(WHAT TO DO) Give the listing below again in full, exactly as written.

(INPUT DATA)

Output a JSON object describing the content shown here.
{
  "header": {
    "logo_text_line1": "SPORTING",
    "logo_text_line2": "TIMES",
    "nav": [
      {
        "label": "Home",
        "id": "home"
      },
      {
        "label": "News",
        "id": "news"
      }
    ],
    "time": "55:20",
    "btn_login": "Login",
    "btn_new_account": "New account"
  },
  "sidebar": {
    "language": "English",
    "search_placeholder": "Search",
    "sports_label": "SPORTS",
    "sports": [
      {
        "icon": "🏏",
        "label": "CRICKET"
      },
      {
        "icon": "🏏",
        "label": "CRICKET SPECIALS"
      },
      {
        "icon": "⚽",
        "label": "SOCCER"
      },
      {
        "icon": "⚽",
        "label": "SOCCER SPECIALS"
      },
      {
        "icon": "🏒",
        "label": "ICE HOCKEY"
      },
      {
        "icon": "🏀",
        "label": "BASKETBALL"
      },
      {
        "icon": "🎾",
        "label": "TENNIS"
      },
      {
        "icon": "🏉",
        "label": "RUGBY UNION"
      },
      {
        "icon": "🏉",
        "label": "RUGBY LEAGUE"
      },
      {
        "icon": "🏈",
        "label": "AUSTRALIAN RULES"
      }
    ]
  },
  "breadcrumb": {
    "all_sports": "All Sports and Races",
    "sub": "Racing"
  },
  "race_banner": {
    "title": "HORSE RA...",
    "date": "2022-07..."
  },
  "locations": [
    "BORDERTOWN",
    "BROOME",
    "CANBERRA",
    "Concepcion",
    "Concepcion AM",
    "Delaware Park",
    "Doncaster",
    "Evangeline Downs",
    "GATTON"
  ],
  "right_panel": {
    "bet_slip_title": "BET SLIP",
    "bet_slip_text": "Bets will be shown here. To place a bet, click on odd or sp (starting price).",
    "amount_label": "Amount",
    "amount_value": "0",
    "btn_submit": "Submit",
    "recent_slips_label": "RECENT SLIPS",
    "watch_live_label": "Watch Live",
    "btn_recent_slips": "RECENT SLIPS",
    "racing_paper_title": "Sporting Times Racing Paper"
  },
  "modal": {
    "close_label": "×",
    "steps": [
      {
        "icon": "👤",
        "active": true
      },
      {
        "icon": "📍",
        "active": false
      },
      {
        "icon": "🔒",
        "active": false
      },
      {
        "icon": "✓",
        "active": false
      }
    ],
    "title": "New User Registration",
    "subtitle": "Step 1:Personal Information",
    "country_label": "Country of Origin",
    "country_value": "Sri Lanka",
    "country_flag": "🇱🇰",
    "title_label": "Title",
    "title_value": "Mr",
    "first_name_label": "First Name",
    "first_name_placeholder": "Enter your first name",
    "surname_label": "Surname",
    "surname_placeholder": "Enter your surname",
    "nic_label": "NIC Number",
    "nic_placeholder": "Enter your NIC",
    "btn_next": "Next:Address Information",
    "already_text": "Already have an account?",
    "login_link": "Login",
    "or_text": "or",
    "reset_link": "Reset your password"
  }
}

(OUTPUT FOR THIS TASK)
Output a JSON object describing the content shown here.
{
  "header": {
    "logo_text_line1": "SPORTING",
    "logo_text_line2": "TIMES",
    "nav": [
      {
        "label": "Home",
        "id": "home"
      },
      {
        "label": "News",
        "id": "news"
      }
    ],
    "time": "55:20",
    "btn_login": "Login",
    "btn_new_account": "New account"
  },
  "sidebar": {
    "language": "English",
    "search_placeholder": "Search",
    "sports_label": "SPORTS",
    "sports": [
      {
        "icon": "🏏",
        "label": "CRICKET"
      },
      {
        "icon": "🏏",
        "label": "CRICKET SPECIALS"
      },
      {
        "icon": "⚽",
        "label": "SOCCER"
      },
      {
        "icon": "⚽",
        "label": "SOCCER SPECIALS"
      },
      {
        "icon": "🏒",
        "label": "ICE HOCKEY"
      },
      {
        "icon": "🏀",
        "label": "BASKETBALL"
      },
      {
        "icon": "🎾",
        "label": "TENNIS"
      },
      {
        "icon": "🏉",
        "label": "RUGBY UNION"
      },
      {
        "icon": "🏉",
        "label": "RUGBY LEAGUE"
      },
      {
        "icon": "🏈",
        "label": "AUSTRALIAN RULES"
      }
    ]
  },
  "breadcrumb": {
    "all_sports": "All Sports and Races",
    "sub": "Racing"
  },
  "race_banner": {
    "title": "HORSE RA...",
    "date": "2022-07..."
  },
  "locations": [
    "BORDERTOWN",
    "BROOME",
    "CANBERRA",
    "Concepcion",
    "Concepcion AM",
    "Delaware Park",
    "Doncaster",
    "Evangeline Downs",
    "GATTON"
  ],
  "right_panel": {
    "bet_slip_title": "BET SLIP",
    "bet_slip_text": "Bets will be shown here. To place a bet, click on odd or sp (starting price).",
    "amount_label": "Amount",
    "amount_value": "0",
    "btn_submit": "Submit",
    "recent_slips_label": "RECENT SLIPS",
    "watch_live_label": "Watch Live",
    "btn_recent_slips": "RECENT SLIPS",
    "racing_paper_title": "Sporting Times Racing Paper"
  },
  "modal": {
    "close_label": "×",
    "steps": [
      {
        "icon": "👤",
        "active": true
      },
      {
        "icon": "📍",
        "active": false
      },
      {
        "icon": "🔒",
        "active": false
      },
      {
        "icon": "✓",
        "active": false
      }
    ],
    "title": "New User Registration",
    "subtitle": "Step 1:Personal Information",
    "country_label": "Country of Origin",
    "country_value": "Sri Lanka",
    "country_flag": "🇱🇰",
    "title_label": "Title",
    "title_value": "Mr",
    "first_name_label": "First Name",
    "first_name_placeholder": "Enter your first name",
    "surname_label": "Surname",
    "surname_placeholder": "Enter your surname",
    "nic_label": "NIC Number",
    "nic_placeholder": "Enter your NIC",
    "btn_next": "Next:Address Information",
    "already_text": "Already have an account?",
    "login_link": "Login",
    "or_text": "or",
    "reset_link": "Reset your password"
  }
}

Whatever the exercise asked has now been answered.